TASK REQUIREMENTS:
All of the data below should come back exactly as written, minus its images.

━━ EXERCISE DATA

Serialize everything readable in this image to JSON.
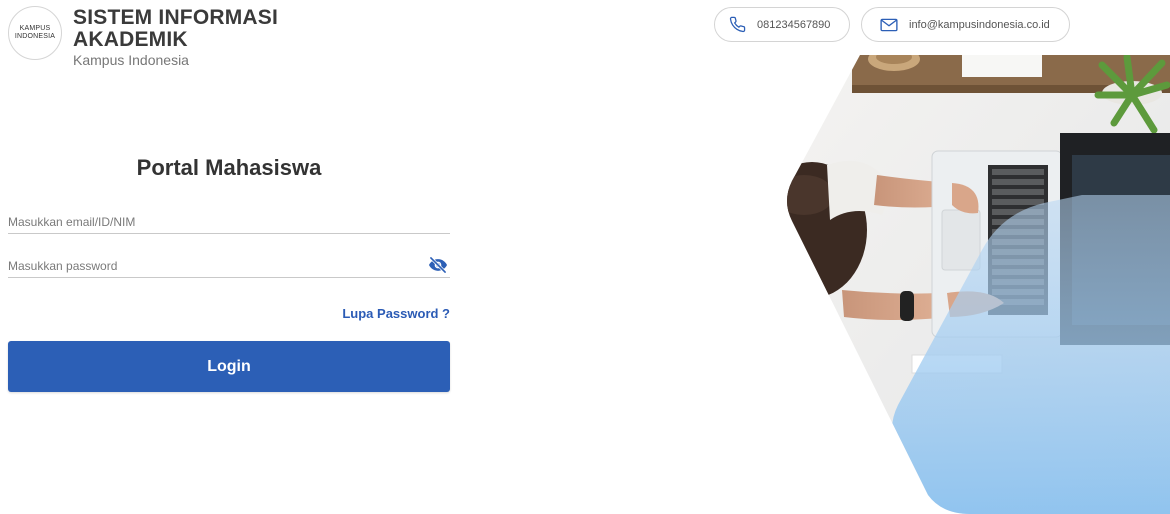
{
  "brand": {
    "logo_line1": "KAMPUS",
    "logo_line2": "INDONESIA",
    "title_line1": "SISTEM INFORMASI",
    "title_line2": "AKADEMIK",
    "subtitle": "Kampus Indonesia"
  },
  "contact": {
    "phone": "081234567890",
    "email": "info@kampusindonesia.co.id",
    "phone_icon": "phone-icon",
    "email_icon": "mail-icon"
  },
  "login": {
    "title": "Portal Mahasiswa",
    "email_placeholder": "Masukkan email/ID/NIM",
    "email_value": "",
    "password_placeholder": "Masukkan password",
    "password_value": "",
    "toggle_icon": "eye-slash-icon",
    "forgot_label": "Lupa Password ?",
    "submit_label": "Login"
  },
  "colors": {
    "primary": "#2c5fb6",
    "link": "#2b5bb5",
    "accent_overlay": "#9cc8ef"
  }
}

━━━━

TASK SOLUTION:
Serialize everything readable in this image to JSON.
{
  "brand": {
    "logo_line1": "KAMPUS",
    "logo_line2": "INDONESIA",
    "title_line1": "SISTEM INFORMASI",
    "title_line2": "AKADEMIK",
    "subtitle": "Kampus Indonesia"
  },
  "contact": {
    "phone": "081234567890",
    "email": "info@kampusindonesia.co.id",
    "phone_icon": "phone-icon",
    "email_icon": "mail-icon"
  },
  "login": {
    "title": "Portal Mahasiswa",
    "email_placeholder": "Masukkan email/ID/NIM",
    "email_value": "",
    "password_placeholder": "Masukkan password",
    "password_value": "",
    "toggle_icon": "eye-slash-icon",
    "forgot_label": "Lupa Password ?",
    "submit_label": "Login"
  },
  "colors": {
    "primary": "#2c5fb6",
    "link": "#2b5bb5",
    "accent_overlay": "#9cc8ef"
  }
}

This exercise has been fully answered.